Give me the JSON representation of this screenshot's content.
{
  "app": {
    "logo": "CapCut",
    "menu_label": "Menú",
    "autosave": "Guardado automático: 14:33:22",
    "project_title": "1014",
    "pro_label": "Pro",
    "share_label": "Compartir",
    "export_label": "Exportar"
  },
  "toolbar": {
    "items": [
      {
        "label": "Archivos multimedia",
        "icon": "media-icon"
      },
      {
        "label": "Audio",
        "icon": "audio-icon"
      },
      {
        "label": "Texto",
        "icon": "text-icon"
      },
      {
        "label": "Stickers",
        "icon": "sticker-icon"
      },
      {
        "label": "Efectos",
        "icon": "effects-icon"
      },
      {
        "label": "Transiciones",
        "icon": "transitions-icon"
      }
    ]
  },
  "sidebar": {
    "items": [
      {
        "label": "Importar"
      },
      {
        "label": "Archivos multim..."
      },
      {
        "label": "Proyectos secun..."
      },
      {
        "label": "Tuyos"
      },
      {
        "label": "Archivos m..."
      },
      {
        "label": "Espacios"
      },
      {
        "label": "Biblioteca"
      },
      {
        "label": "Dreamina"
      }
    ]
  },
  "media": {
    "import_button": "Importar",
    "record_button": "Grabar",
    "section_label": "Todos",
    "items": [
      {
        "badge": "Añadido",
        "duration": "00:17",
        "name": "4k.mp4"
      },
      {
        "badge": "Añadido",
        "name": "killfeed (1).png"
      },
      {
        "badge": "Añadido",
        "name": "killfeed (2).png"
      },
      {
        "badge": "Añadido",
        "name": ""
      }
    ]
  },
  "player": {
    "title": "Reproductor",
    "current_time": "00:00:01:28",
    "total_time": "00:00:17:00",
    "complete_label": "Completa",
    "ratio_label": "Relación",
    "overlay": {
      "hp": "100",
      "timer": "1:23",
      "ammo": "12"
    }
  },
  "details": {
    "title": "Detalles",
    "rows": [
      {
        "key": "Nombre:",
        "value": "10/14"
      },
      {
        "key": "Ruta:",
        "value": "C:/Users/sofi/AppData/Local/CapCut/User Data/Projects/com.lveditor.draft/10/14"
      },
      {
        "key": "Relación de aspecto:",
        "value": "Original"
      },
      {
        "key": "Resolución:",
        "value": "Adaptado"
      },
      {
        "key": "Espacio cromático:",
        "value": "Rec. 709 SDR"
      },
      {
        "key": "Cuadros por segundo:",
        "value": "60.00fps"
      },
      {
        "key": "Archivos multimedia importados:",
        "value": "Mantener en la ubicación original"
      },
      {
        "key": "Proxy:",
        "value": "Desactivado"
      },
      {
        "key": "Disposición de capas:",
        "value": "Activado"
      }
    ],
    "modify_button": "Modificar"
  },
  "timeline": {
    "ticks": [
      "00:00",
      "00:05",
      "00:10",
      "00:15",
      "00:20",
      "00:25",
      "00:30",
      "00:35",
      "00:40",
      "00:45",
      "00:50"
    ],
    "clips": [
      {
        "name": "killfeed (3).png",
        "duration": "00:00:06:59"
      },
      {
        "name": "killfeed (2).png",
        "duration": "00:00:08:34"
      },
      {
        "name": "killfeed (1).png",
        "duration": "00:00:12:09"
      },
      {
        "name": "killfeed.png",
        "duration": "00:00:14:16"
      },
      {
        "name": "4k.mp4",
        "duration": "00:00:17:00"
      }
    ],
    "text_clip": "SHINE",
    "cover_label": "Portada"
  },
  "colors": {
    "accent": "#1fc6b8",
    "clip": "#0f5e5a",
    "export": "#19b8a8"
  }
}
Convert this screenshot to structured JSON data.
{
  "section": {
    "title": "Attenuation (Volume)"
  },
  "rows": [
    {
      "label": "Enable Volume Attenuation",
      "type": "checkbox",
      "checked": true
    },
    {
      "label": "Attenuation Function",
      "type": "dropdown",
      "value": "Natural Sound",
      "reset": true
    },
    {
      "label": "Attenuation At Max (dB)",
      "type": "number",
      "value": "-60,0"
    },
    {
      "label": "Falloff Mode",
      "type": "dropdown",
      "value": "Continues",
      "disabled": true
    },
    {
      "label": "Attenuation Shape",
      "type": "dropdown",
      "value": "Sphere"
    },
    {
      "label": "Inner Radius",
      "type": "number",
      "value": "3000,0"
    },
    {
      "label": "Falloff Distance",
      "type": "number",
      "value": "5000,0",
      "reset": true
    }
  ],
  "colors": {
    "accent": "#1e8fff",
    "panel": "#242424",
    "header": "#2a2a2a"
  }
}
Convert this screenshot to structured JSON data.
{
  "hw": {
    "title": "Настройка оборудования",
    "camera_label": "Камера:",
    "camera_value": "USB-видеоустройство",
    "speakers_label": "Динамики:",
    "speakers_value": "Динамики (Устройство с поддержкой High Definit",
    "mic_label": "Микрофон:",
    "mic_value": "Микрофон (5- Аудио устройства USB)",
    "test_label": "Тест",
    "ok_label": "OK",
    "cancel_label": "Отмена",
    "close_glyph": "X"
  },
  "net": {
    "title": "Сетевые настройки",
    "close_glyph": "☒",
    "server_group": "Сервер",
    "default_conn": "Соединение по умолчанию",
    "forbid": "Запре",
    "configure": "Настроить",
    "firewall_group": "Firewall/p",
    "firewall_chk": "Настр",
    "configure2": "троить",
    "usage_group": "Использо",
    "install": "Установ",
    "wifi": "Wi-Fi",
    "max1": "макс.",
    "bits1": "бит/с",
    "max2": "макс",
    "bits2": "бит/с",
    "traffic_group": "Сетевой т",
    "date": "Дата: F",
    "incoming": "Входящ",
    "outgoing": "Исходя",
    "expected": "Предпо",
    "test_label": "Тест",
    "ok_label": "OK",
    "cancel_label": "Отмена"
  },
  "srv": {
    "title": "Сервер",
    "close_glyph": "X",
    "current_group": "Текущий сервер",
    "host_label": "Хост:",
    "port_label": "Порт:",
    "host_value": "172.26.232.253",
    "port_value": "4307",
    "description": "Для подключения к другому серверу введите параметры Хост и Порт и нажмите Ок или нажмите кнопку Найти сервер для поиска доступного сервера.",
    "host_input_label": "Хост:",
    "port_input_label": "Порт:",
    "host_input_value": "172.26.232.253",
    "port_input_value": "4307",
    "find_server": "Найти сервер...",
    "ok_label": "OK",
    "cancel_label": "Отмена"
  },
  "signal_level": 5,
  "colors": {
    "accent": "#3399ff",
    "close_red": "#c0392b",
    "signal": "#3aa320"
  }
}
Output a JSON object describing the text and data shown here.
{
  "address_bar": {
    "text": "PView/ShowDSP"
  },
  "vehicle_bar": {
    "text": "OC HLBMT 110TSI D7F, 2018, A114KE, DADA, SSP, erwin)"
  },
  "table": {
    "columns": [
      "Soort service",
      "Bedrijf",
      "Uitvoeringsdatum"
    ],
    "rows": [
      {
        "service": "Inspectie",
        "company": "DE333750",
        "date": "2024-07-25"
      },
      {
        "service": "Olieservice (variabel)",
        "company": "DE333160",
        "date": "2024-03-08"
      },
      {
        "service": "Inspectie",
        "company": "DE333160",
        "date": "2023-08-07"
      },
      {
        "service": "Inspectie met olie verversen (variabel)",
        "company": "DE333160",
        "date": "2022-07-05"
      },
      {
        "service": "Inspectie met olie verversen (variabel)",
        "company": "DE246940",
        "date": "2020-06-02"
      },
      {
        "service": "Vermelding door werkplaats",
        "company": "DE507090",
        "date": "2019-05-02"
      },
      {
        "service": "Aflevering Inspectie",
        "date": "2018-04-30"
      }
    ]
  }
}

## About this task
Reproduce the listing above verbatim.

## Completed task
Give me the JSON representation of this screenshot's content.
{
  "app": {
    "logo": "CapCut",
    "menu_label": "Menú",
    "autosave": "Guardado automático: 14:33:22",
    "project_title": "1014",
    "pro_label": "Pro",
    "share_label": "Compartir",
    "export_label": "Exportar"
  },
  "toolbar": {
    "items": [
      {
        "label": "Archivos multimedia",
        "icon": "media-icon"
      },
      {
        "label": "Audio",
        "icon": "audio-icon"
      },
      {
        "label": "Texto",
        "icon": "text-icon"
      },
      {
        "label": "Stickers",
        "icon": "sticker-icon"
      },
      {
        "label": "Efectos",
        "icon": "effects-icon"
      },
      {
        "label": "Transiciones",
        "icon": "transitions-icon"
      }
    ]
  },
  "sidebar": {
    "items": [
      {
        "label": "Importar"
      },
      {
        "label": "Archivos multim..."
      },
      {
        "label": "Proyectos secun..."
      },
      {
        "label": "Tuyos"
      },
      {
        "label": "Archivos m..."
      },
      {
        "label": "Espacios"
      },
      {
        "label": "Biblioteca"
      },
      {
        "label": "Dreamina"
      }
    ]
  },
  "media": {
    "import_button": "Importar",
    "record_button": "Grabar",
    "section_label": "Todos",
    "items": [
      {
        "badge": "Añadido",
        "duration": "00:17",
        "name": "4k.mp4"
      },
      {
        "badge": "Añadido",
        "name": "killfeed (1).png"
      },
      {
        "badge": "Añadido",
        "name": "killfeed (2).png"
      },
      {
        "badge": "Añadido",
        "name": ""
      }
    ]
  },
  "player": {
    "title": "Reproductor",
    "current_time": "00:00:01:28",
    "total_time": "00:00:17:00",
    "complete_label": "Completa",
    "ratio_label": "Relación",
    "overlay": {
      "hp": "100",
      "timer": "1:23",
      "ammo": "12"
    }
  },
  "details": {
    "title": "Detalles",
    "rows": [
      {
        "key": "Nombre:",
        "value": "10/14"
      },
      {
        "key": "Ruta:",
        "value": "C:/Users/sofi/AppData/Local/CapCut/User Data/Projects/com.lveditor.draft/10/14"
      },
      {
        "key": "Relación de aspecto:",
        "value": "Original"
      },
      {
        "key": "Resolución:",
        "value": "Adaptado"
      },
      {
        "key": "Espacio cromático:",
        "value": "Rec. 709 SDR"
      },
      {
        "key": "Cuadros por segundo:",
        "value": "60.00fps"
      },
      {
        "key": "Archivos multimedia importados:",
        "value": "Mantener en la ubicación original"
      },
      {
        "key": "Proxy:",
        "value": "Desactivado"
      },
      {
        "key": "Disposición de capas:",
        "value": "Activado"
      }
    ],
    "modify_button": "Modificar"
  },
  "timeline": {
    "ticks": [
      "00:00",
      "00:05",
      "00:10",
      "00:15",
      "00:20",
      "00:25",
      "00:30",
      "00:35",
      "00:40",
      "00:45",
      "00:50"
    ],
    "clips": [
      {
        "name": "killfeed (3).png",
        "duration": "00:00:06:59"
      },
      {
        "name": "killfeed (2).png",
        "duration": "00:00:08:34"
      },
      {
        "name": "killfeed (1).png",
        "duration": "00:00:12:09"
      },
      {
        "name": "killfeed.png",
        "duration": "00:00:14:16"
      },
      {
        "name": "4k.mp4",
        "duration": "00:00:17:00"
      }
    ],
    "text_clip": "SHINE",
    "cover_label": "Portada"
  },
  "colors": {
    "accent": "#1fc6b8",
    "clip": "#0f5e5a",
    "export": "#19b8a8"
  }
}
Convert this screenshot to structured JSON data.
{
  "section": {
    "title": "Attenuation (Volume)"
  },
  "rows": [
    {
      "label": "Enable Volume Attenuation",
      "type": "checkbox",
      "checked": true
    },
    {
      "label": "Attenuation Function",
      "type": "dropdown",
      "value": "Natural Sound",
      "reset": true
    },
    {
      "label": "Attenuation At Max (dB)",
      "type": "number",
      "value": "-60,0"
    },
    {
      "label": "Falloff Mode",
      "type": "dropdown",
      "value": "Continues",
      "disabled": true
    },
    {
      "label": "Attenuation Shape",
      "type": "dropdown",
      "value": "Sphere"
    },
    {
      "label": "Inner Radius",
      "type": "number",
      "value": "3000,0"
    },
    {
      "label": "Falloff Distance",
      "type": "number",
      "value": "5000,0",
      "reset": true
    }
  ],
  "colors": {
    "accent": "#1e8fff",
    "panel": "#242424",
    "header": "#2a2a2a"
  }
}
Convert this screenshot to structured JSON data.
{
  "hw": {
    "title": "Настройка оборудования",
    "camera_label": "Камера:",
    "camera_value": "USB-видеоустройство",
    "speakers_label": "Динамики:",
    "speakers_value": "Динамики (Устройство с поддержкой High Definit",
    "mic_label": "Микрофон:",
    "mic_value": "Микрофон (5- Аудио устройства USB)",
    "test_label": "Тест",
    "ok_label": "OK",
    "cancel_label": "Отмена",
    "close_glyph": "X"
  },
  "net": {
    "title": "Сетевые настройки",
    "close_glyph": "☒",
    "server_group": "Сервер",
    "default_conn": "Соединение по умолчанию",
    "forbid": "Запре",
    "configure": "Настроить",
    "firewall_group": "Firewall/p",
    "firewall_chk": "Настр",
    "configure2": "троить",
    "usage_group": "Использо",
    "install": "Установ",
    "wifi": "Wi-Fi",
    "max1": "макс.",
    "bits1": "бит/с",
    "max2": "макс",
    "bits2": "бит/с",
    "traffic_group": "Сетевой т",
    "date": "Дата: F",
    "incoming": "Входящ",
    "outgoing": "Исходя",
    "expected": "Предпо",
    "test_label": "Тест",
    "ok_label": "OK",
    "cancel_label": "Отмена"
  },
  "srv": {
    "title": "Сервер",
    "close_glyph": "X",
    "current_group": "Текущий сервер",
    "host_label": "Хост:",
    "port_label": "Порт:",
    "host_value": "172.26.232.253",
    "port_value": "4307",
    "description": "Для подключения к другому серверу введите параметры Хост и Порт и нажмите Ок или нажмите кнопку Найти сервер для поиска доступного сервера.",
    "host_input_label": "Хост:",
    "port_input_label": "Порт:",
    "host_input_value": "172.26.232.253",
    "port_input_value": "4307",
    "find_server": "Найти сервер...",
    "ok_label": "OK",
    "cancel_label": "Отмена"
  },
  "signal_level": 5,
  "colors": {
    "accent": "#3399ff",
    "close_red": "#c0392b",
    "signal": "#3aa320"
  }
}
Output a JSON object describing the text and data shown here.
{
  "address_bar": {
    "text": "PView/ShowDSP"
  },
  "vehicle_bar": {
    "text": "OC HLBMT 110TSI D7F, 2018, A114KE, DADA, SSP, erwin)"
  },
  "table": {
    "columns": [
      "Soort service",
      "Bedrijf",
      "Uitvoeringsdatum"
    ],
    "rows": [
      {
        "service": "Inspectie",
        "company": "DE333750",
        "date": "2024-07-25"
      },
      {
        "service": "Olieservice (variabel)",
        "company": "DE333160",
        "date": "2024-03-08"
      },
      {
        "service": "Inspectie",
        "company": "DE333160",
        "date": "2023-08-07"
      },
      {
        "service": "Inspectie met olie verversen (variabel)",
        "company": "DE333160",
        "date": "2022-07-05"
      },
      {
        "service": "Inspectie met olie verversen (variabel)",
        "company": "DE246940",
        "date": "2020-06-02"
      },
      {
        "service": "Vermelding door werkplaats",
        "company": "DE507090",
        "date": "2019-05-02"
      },
      {
        "service": "Aflevering Inspectie",
        "date": "2018-04-30"
      }
    ]
  }
}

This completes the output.